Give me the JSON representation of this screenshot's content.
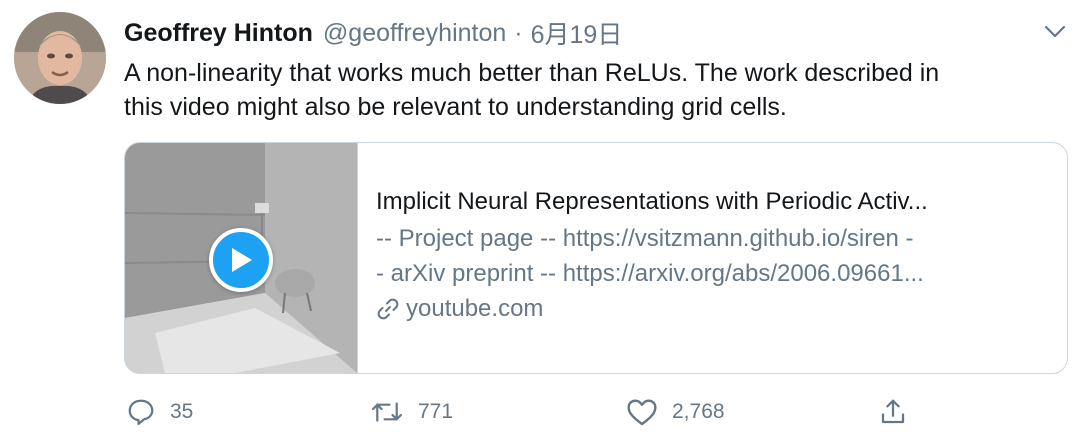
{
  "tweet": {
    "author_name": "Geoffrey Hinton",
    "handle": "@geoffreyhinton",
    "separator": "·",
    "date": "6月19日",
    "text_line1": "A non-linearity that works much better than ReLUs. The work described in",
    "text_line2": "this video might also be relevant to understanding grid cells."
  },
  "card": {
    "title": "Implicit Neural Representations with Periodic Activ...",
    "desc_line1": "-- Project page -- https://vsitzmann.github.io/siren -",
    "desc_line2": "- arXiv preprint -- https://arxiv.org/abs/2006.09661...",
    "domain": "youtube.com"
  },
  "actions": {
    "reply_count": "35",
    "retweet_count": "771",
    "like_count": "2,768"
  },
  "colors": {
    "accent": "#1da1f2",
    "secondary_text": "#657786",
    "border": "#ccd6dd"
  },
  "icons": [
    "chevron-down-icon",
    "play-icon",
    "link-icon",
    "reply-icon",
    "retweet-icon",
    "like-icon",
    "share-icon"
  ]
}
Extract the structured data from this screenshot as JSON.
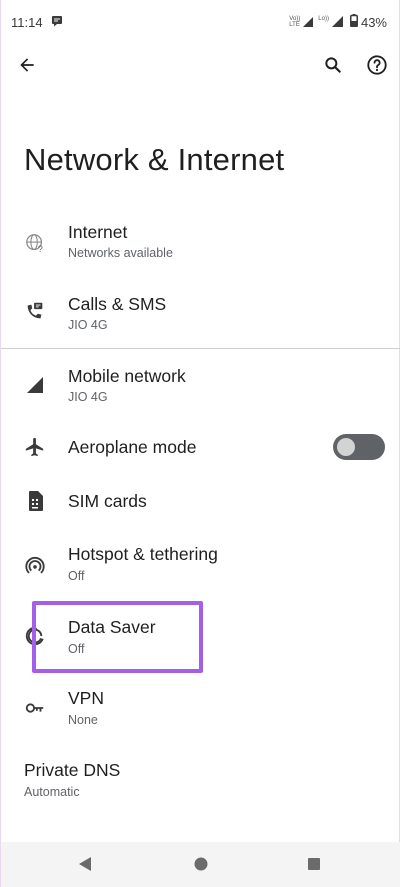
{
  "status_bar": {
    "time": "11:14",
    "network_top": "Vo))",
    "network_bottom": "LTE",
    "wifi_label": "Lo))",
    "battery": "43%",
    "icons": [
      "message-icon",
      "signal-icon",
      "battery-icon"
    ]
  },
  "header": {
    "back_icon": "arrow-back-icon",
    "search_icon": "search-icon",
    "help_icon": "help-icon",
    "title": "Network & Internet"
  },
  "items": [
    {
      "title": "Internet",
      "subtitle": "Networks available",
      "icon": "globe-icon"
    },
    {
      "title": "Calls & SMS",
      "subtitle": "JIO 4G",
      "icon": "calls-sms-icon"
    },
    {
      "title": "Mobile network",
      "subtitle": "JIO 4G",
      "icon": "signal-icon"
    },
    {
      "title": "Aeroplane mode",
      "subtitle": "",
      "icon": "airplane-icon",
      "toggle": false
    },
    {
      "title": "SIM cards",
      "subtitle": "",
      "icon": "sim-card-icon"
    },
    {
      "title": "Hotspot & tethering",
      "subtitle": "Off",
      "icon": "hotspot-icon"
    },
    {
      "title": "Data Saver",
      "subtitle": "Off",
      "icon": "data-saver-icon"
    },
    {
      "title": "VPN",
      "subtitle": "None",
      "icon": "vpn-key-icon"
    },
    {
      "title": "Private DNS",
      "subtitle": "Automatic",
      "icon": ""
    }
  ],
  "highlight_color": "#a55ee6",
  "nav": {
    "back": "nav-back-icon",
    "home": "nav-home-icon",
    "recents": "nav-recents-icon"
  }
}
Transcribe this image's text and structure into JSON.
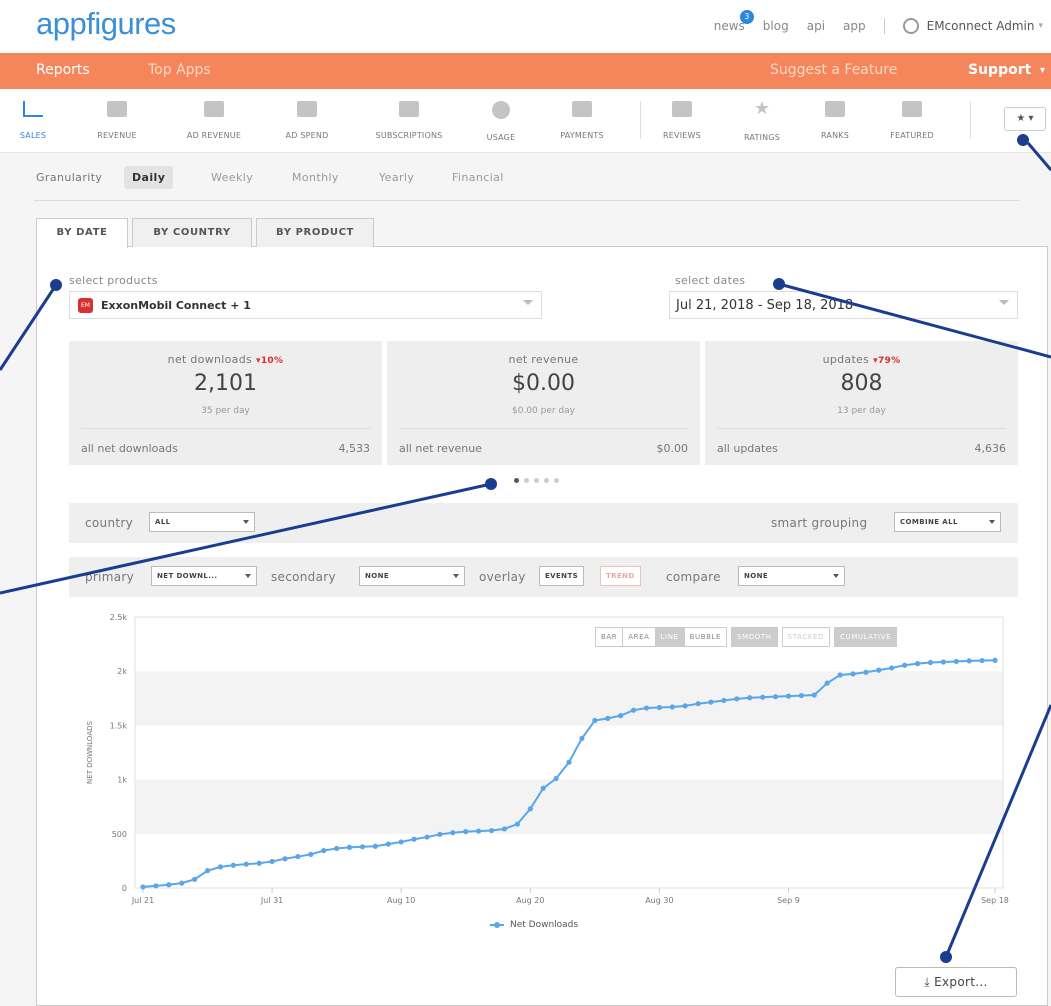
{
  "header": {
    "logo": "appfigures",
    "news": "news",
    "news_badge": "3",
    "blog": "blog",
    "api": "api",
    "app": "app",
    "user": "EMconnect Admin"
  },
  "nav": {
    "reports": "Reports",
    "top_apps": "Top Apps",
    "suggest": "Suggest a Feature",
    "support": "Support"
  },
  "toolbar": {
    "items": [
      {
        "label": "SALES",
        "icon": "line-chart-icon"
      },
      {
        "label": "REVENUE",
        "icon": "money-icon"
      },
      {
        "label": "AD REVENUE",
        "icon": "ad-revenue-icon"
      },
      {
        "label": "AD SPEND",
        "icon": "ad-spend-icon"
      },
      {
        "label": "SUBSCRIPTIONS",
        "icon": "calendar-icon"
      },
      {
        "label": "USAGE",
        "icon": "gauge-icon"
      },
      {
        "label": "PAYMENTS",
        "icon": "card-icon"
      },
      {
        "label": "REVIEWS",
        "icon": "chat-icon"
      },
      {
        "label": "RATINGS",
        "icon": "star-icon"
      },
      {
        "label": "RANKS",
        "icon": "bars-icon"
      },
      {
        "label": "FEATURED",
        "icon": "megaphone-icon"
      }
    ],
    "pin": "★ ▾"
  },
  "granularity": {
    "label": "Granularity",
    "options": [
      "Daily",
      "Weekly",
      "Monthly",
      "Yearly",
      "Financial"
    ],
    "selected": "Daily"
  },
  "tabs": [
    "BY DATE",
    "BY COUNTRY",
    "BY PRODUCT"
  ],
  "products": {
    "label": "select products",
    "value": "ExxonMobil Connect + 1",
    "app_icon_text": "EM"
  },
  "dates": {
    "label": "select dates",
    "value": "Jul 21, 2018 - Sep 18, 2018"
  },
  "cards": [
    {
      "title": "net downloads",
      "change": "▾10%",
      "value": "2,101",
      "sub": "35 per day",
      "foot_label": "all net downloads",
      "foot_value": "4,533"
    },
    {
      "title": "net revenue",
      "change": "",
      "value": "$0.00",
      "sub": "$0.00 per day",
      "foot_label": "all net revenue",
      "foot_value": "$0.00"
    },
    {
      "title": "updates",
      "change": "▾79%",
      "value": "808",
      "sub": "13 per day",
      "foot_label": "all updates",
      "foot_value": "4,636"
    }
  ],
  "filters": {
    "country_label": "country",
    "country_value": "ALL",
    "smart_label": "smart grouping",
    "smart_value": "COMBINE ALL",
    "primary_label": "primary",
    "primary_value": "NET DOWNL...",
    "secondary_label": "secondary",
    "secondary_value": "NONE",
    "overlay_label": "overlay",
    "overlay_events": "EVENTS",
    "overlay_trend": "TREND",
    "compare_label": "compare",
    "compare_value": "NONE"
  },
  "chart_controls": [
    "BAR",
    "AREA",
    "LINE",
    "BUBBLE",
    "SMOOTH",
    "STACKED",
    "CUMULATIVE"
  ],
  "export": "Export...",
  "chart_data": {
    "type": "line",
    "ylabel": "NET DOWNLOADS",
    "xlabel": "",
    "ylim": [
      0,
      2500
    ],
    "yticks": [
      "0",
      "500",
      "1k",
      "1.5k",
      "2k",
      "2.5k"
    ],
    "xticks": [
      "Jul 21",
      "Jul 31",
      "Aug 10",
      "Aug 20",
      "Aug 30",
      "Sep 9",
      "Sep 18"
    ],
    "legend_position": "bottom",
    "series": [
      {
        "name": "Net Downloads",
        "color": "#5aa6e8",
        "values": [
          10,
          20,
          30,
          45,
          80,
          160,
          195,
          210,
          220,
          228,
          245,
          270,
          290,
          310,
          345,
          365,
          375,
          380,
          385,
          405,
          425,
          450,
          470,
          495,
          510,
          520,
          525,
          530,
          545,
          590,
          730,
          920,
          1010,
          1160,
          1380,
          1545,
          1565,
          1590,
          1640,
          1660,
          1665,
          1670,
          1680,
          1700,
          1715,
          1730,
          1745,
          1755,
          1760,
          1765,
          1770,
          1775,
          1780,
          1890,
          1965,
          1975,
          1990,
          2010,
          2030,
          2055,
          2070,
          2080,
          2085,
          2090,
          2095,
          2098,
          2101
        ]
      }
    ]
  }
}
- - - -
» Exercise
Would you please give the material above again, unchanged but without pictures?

» Reply
Give me the JSON representation of this screenshot's content.
{
  "tweet": {
    "author_name": "Geoffrey Hinton",
    "handle": "@geoffreyhinton",
    "separator": "·",
    "date": "6月19日",
    "text_line1": "A non-linearity that works much better than ReLUs. The work described in",
    "text_line2": "this video might also be relevant to understanding grid cells."
  },
  "card": {
    "title": "Implicit Neural Representations with Periodic Activ...",
    "desc_line1": "-- Project page -- https://vsitzmann.github.io/siren -",
    "desc_line2": "- arXiv preprint -- https://arxiv.org/abs/2006.09661...",
    "domain": "youtube.com"
  },
  "actions": {
    "reply_count": "35",
    "retweet_count": "771",
    "like_count": "2,768"
  },
  "colors": {
    "accent": "#1da1f2",
    "secondary_text": "#657786",
    "border": "#ccd6dd"
  },
  "icons": [
    "chevron-down-icon",
    "play-icon",
    "link-icon",
    "reply-icon",
    "retweet-icon",
    "like-icon",
    "share-icon"
  ]
}
Extract the structured data from this screenshot as JSON.
{
  "status_bar": {
    "time": "11:14",
    "network_top": "Vo))",
    "network_bottom": "LTE",
    "wifi_label": "Lo))",
    "battery": "43%",
    "icons": [
      "message-icon",
      "signal-icon",
      "battery-icon"
    ]
  },
  "header": {
    "back_icon": "arrow-back-icon",
    "search_icon": "search-icon",
    "help_icon": "help-icon",
    "title": "Network & Internet"
  },
  "items": [
    {
      "title": "Internet",
      "subtitle": "Networks available",
      "icon": "globe-icon"
    },
    {
      "title": "Calls & SMS",
      "subtitle": "JIO 4G",
      "icon": "calls-sms-icon"
    },
    {
      "title": "Mobile network",
      "subtitle": "JIO 4G",
      "icon": "signal-icon"
    },
    {
      "title": "Aeroplane mode",
      "subtitle": "",
      "icon": "airplane-icon",
      "toggle": false
    },
    {
      "title": "SIM cards",
      "subtitle": "",
      "icon": "sim-card-icon"
    },
    {
      "title": "Hotspot & tethering",
      "subtitle": "Off",
      "icon": "hotspot-icon"
    },
    {
      "title": "Data Saver",
      "subtitle": "Off",
      "icon": "data-saver-icon"
    },
    {
      "title": "VPN",
      "subtitle": "None",
      "icon": "vpn-key-icon"
    },
    {
      "title": "Private DNS",
      "subtitle": "Automatic",
      "icon": ""
    }
  ],
  "highlight_color": "#a55ee6",
  "nav": {
    "back": "nav-back-icon",
    "home": "nav-home-icon",
    "recents": "nav-recents-icon"
  }
}
Transcribe this image's text and structure into JSON.
{
  "header": {
    "logo": "appfigures",
    "news": "news",
    "news_badge": "3",
    "blog": "blog",
    "api": "api",
    "app": "app",
    "user": "EMconnect Admin"
  },
  "nav": {
    "reports": "Reports",
    "top_apps": "Top Apps",
    "suggest": "Suggest a Feature",
    "support": "Support"
  },
  "toolbar": {
    "items": [
      {
        "label": "SALES",
        "icon": "line-chart-icon"
      },
      {
        "label": "REVENUE",
        "icon": "money-icon"
      },
      {
        "label": "AD REVENUE",
        "icon": "ad-revenue-icon"
      },
      {
        "label": "AD SPEND",
        "icon": "ad-spend-icon"
      },
      {
        "label": "SUBSCRIPTIONS",
        "icon": "calendar-icon"
      },
      {
        "label": "USAGE",
        "icon": "gauge-icon"
      },
      {
        "label": "PAYMENTS",
        "icon": "card-icon"
      },
      {
        "label": "REVIEWS",
        "icon": "chat-icon"
      },
      {
        "label": "RATINGS",
        "icon": "star-icon"
      },
      {
        "label": "RANKS",
        "icon": "bars-icon"
      },
      {
        "label": "FEATURED",
        "icon": "megaphone-icon"
      }
    ],
    "pin": "★ ▾"
  },
  "granularity": {
    "label": "Granularity",
    "options": [
      "Daily",
      "Weekly",
      "Monthly",
      "Yearly",
      "Financial"
    ],
    "selected": "Daily"
  },
  "tabs": [
    "BY DATE",
    "BY COUNTRY",
    "BY PRODUCT"
  ],
  "products": {
    "label": "select products",
    "value": "ExxonMobil Connect + 1",
    "app_icon_text": "EM"
  },
  "dates": {
    "label": "select dates",
    "value": "Jul 21, 2018 - Sep 18, 2018"
  },
  "cards": [
    {
      "title": "net downloads",
      "change": "▾10%",
      "value": "2,101",
      "sub": "35 per day",
      "foot_label": "all net downloads",
      "foot_value": "4,533"
    },
    {
      "title": "net revenue",
      "change": "",
      "value": "$0.00",
      "sub": "$0.00 per day",
      "foot_label": "all net revenue",
      "foot_value": "$0.00"
    },
    {
      "title": "updates",
      "change": "▾79%",
      "value": "808",
      "sub": "13 per day",
      "foot_label": "all updates",
      "foot_value": "4,636"
    }
  ],
  "filters": {
    "country_label": "country",
    "country_value": "ALL",
    "smart_label": "smart grouping",
    "smart_value": "COMBINE ALL",
    "primary_label": "primary",
    "primary_value": "NET DOWNL...",
    "secondary_label": "secondary",
    "secondary_value": "NONE",
    "overlay_label": "overlay",
    "overlay_events": "EVENTS",
    "overlay_trend": "TREND",
    "compare_label": "compare",
    "compare_value": "NONE"
  },
  "chart_controls": [
    "BAR",
    "AREA",
    "LINE",
    "BUBBLE",
    "SMOOTH",
    "STACKED",
    "CUMULATIVE"
  ],
  "export": "Export...",
  "chart_data": {
    "type": "line",
    "ylabel": "NET DOWNLOADS",
    "xlabel": "",
    "ylim": [
      0,
      2500
    ],
    "yticks": [
      "0",
      "500",
      "1k",
      "1.5k",
      "2k",
      "2.5k"
    ],
    "xticks": [
      "Jul 21",
      "Jul 31",
      "Aug 10",
      "Aug 20",
      "Aug 30",
      "Sep 9",
      "Sep 18"
    ],
    "legend_position": "bottom",
    "series": [
      {
        "name": "Net Downloads",
        "color": "#5aa6e8",
        "values": [
          10,
          20,
          30,
          45,
          80,
          160,
          195,
          210,
          220,
          228,
          245,
          270,
          290,
          310,
          345,
          365,
          375,
          380,
          385,
          405,
          425,
          450,
          470,
          495,
          510,
          520,
          525,
          530,
          545,
          590,
          730,
          920,
          1010,
          1160,
          1380,
          1545,
          1565,
          1590,
          1640,
          1660,
          1665,
          1670,
          1680,
          1700,
          1715,
          1730,
          1745,
          1755,
          1760,
          1765,
          1770,
          1775,
          1780,
          1890,
          1965,
          1975,
          1990,
          2010,
          2030,
          2055,
          2070,
          2080,
          2085,
          2090,
          2095,
          2098,
          2101
        ]
      }
    ]
  }
}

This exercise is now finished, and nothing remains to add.